Federal health officials Monday tightened infection-control discipline for health-care workers caring for Ebola patients, categorically recommending that no skin be exposed.
The beefed-up discipline also call for health-care workers to bear severe training, and to be supervised by lerned monitors when putting on and holding off personal protecting equipment. The supervision will emanate step-by-step instructions for workers to follow in doing that.
The revised protocols from a Centers for Disease Control and Prevention are being released amid a discuss over either insurance is adequate for nurses and doctors caring for Ebola patients. The debate flared when dual nurses became ill in Dallas after caring for Thomas Eric Duncan, a Liberian who became a initial chairman diagnosed with Ebola in this nation and died Oct. 8.
Some hospitals, including Texas Health Presbyterian, that treated Duncan, began regulating a stricter protocols final week.
At a media lecture late Monday, CDC Director Thomas Frieden pronounced a updated discipline give a larger domain of reserve to health-care workers. They are modeled on those used by Doctors Without Borders, a assist organisation that has worked many extensively in West Africa, where a pathogen has killed some-more than 4,400 people in Guinea, Sierra Leone and Liberia. The superintendence also reflects a accord of specialists during Emory University Hospital, Nebraska Medical Center and a National Institutes of Health, that are now treating Ebola patients.
Nursing and other health-care groups have criticized prior discipline as confusing. The Dallas sanatorium unsuccessful to diagnose Duncan initially. As he became sicker, a sanatorium altered what a nurses wore. Frieden pronounced it was not transparent accurately how a dual nurses became infected.
“The bottom line is a discipline didn’t work for that hospital,” he said.
Previous discipline did not make transparent that all skin contingency be protected. They also reflected a knowledge of caring in Africa, Frieden said. But health-care workers in a United States face larger risk in caring for Ebola patients since hospitals use some-more high-risk procedures that can display workers to some-more of a patient’s corporeal fluids.
The CDC does not have regulatory management to make certain hospitals follow these guidelines. That is a pursuit of a sovereign Occupational Safety and Health Administration and state officials, Frieden said.
Last week, a CDC pronounced it would send “Ebola response teams” to any sanatorium in a United States with a reliable Ebola case. Already, one of those teams is in Texas and has put in place a site-manager system, requiring that someone guard a use of personal protecting equipment.

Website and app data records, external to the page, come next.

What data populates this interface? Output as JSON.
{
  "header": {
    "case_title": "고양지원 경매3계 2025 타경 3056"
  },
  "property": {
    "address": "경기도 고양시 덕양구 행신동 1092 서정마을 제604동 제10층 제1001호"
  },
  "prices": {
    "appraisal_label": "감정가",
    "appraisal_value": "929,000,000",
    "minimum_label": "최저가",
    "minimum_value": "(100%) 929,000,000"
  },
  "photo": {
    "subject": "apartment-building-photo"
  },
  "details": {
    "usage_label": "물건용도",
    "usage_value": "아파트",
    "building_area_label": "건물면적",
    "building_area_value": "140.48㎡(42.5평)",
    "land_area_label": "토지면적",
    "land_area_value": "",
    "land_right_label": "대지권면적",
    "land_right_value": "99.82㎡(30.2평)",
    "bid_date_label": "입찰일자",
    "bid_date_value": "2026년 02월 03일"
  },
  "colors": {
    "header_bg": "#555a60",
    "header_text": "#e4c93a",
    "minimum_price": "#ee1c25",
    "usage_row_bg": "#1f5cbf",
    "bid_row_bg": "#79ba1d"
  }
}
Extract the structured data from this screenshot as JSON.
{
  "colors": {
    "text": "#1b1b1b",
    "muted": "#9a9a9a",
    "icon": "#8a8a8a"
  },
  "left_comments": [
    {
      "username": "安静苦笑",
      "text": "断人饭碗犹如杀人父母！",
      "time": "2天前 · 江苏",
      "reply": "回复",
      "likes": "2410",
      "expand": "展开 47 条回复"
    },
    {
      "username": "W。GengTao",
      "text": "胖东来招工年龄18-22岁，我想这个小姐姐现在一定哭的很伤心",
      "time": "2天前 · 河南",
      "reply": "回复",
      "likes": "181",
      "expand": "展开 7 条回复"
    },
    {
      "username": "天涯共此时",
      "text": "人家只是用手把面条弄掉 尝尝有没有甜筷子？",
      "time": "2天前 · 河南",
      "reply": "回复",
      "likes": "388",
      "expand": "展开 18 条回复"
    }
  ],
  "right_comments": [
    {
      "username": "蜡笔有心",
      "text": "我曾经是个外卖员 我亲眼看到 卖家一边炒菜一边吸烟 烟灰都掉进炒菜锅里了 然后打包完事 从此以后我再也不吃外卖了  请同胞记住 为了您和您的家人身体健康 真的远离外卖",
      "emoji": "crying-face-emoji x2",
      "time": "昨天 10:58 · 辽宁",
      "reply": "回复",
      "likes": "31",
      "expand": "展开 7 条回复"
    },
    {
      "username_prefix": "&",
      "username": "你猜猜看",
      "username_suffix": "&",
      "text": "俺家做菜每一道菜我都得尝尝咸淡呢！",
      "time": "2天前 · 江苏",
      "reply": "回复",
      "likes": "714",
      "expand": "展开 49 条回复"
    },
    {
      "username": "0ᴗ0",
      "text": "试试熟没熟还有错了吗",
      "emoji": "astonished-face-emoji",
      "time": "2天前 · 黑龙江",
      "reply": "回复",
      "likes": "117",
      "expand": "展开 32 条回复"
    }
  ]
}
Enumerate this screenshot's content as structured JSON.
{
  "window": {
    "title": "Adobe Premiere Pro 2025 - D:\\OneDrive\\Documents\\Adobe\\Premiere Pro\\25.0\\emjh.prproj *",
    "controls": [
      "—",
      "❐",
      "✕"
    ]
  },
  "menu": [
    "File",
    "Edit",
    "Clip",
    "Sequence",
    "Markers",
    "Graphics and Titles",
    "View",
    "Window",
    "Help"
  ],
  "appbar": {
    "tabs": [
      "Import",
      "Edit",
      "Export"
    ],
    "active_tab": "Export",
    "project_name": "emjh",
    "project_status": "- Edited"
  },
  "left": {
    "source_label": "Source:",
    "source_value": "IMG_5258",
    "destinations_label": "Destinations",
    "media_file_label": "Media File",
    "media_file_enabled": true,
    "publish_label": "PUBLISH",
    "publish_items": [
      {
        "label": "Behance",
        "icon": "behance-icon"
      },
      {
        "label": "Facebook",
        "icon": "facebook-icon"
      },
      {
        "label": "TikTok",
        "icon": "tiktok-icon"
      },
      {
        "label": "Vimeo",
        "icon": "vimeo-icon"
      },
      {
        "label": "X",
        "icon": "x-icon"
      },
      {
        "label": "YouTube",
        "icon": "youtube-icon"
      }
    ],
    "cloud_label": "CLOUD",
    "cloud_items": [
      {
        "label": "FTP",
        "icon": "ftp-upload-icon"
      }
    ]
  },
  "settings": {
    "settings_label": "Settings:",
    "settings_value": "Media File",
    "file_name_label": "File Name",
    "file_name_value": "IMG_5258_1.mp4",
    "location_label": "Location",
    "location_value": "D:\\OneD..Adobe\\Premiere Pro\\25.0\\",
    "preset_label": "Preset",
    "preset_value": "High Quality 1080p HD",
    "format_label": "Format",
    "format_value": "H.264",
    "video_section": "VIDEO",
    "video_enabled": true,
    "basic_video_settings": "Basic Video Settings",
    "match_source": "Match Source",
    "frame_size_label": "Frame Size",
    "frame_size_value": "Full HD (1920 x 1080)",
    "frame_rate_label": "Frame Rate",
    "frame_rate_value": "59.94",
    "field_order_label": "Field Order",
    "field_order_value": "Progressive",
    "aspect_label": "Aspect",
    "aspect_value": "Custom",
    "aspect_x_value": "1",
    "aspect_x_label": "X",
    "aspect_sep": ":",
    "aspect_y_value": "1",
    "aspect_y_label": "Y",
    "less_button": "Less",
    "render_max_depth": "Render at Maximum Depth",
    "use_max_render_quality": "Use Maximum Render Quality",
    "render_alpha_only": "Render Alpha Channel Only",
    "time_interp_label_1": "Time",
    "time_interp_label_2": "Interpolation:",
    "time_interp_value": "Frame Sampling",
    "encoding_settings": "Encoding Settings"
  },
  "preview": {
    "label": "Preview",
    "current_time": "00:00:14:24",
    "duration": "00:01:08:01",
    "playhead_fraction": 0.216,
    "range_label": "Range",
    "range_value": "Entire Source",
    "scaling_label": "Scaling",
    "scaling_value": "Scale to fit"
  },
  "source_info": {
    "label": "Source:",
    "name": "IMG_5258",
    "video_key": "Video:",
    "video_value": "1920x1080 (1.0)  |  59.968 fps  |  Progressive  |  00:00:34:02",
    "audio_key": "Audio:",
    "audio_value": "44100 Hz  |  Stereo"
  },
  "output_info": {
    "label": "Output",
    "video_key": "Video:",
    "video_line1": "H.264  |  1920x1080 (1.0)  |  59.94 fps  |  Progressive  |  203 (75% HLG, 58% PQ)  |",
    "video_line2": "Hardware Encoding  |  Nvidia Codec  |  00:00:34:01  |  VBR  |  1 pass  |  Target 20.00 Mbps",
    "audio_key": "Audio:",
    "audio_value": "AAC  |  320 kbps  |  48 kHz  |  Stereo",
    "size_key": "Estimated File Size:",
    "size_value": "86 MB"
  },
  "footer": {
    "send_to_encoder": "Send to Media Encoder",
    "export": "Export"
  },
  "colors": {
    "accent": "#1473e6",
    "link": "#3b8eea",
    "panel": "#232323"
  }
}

The superintendence lets comforts select a form of protecting apparatus formed on availability, workers’ laxity with a apparatus and comfort. The discipline also call for designated areas for putting on and holding off protecting gear. The recommendations call for full-body clothe and hoods that strengthen worker’s necks.
Meanwhile, dozens of people who presumably had hit with Duncan have been deemed giveaway of a virus, officials pronounced Monday morning. The 43 people privileged enclosed health-care workers, school-age children and other members of a village who might have interacted with Duncan.
“They have no Ebola symptoms and are not during risk of building Ebola,” a Texas Department of State Health Services pronounced in a matter Monday. “They are means to continue normal daily activities but being monitored for symptoms.”
It was a singular bit of certain news amid a solid drumbeat of stress and fear.
The final day any of these 43 people could have had hit with Duncan was Sept. 28, when he was removed during a Dallas hospital. Since then, they have been monitored and had their temperatures taken during a 21-day duration endorsed by both a CDC and a World Health Organization.
“They are people who need a compassion, a honour and a love,” Dallas County Judge Clay Jenkins pronounced during a news discussion Monday morning. “Treat them a approach we would wish your possess family treated if we were in their place and they were in yours.”
There were 5 other people who were also being monitored as partial of a initial group, and they should all be privileged this week, Dallas Mayor Mike Rawlings pronounced during a same news conference.
While Rawlings pronounced he was “lifted up” by a news that 43 people were being cleared, he did note that authorities are still monitoring about 75 health-care workers who came into hit with Duncan while he was being treated during a Dallas hospital. Duncan was diagnosed on Sept. 30 and died 8 days later.
The dual nurses who treated Duncan and engaged a pathogen have been changed to other medical comforts that have special units for such cases. Before she was diagnosed and isolated, one of a nurses, Amber Vinson, trafficked on a span of blurb flights. As a result, a CDC pronounced it is monitoring people who flew on those planes along with Vinson.
Abby Phillip contributed to this report.
Article source: http://www.washingtonpost.com/national/health-science/cdc-issues-formal-guidelines-giving-workers-more-protection-against-ebola/2014/10/20/34dd578e-5897-11e4-b812-38518ae74c67_story.html